Flight of the fat cats

"Wealthy U.S. individuals have already pulled most of their money from Swiss private banks and could exit altogether as a global clampdown on tax evasion and banking secrecy benefits onshore rivals, a report showed," Reuters says. "Boston Consulting Group (BCG) data showed U.S. clients have withdrawn almost completely from Swiss banks since 2006, particularly since an extended tax dispute between U.S. authorities and UBS, Switzerland's largest bank. North American assets held in Swiss private banks fell to just 2 per cent of the total in 2010 from 18 per cent just four years earlier, the BCG report showed."

Pollution in Egypt? Who knew?

"Ancient Egyptians may have been exposed to air pollution way back when," says LiveScience, "according to new evidence of particulates in the lungs of 15 mummies, including noblemen and priests. Particulates, tiny microscopic particles that irritate the lungs, have been linked to a wide array of modern-day illnesses, including heart disease, lung ailments and cancer. The particulates are typically linked to post-industrial activities, such as fossil-fuel burning. But after hearing of reports of such particulates being found in mummy tissue, Roger Montgomerie, a doctoral student at the KNH Centre for Biomedical Egyptology at the University of Manchester, decided to take a closer look at mummified lung tissue. … The 15 mummified lungs he's examined so far all showed particulates, and the levels of them are not much below what he'd expect in modern-day lungs. 'I would say it would be less than modern day, but not much less,' Montgomerie told LiveScience. This is 'quite bizarre if you think about it, considering we have the mass burning of fossil fuels and an awful lot of pollution that has been going on since the industrial revolution.' "

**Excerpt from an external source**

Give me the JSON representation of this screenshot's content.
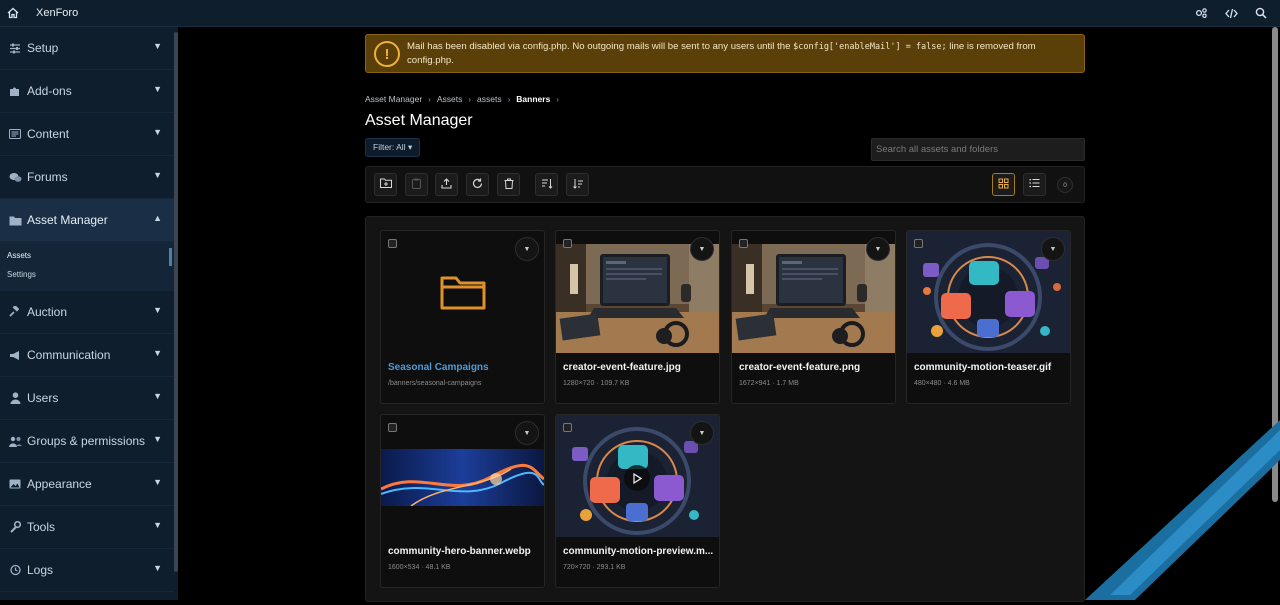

Thought du jour

"You can know a person by the kind of desk he keeps. If the president of a company has a clean desk then it must be the executive vice-president who is doing all the work."

- Harold Geneen (1910-97), U.S. business executive

Report Typo/Error

Follow us on Twitter: @globeandmail


Next story




Most popular videos »

More from The Globe and Mail

Most popular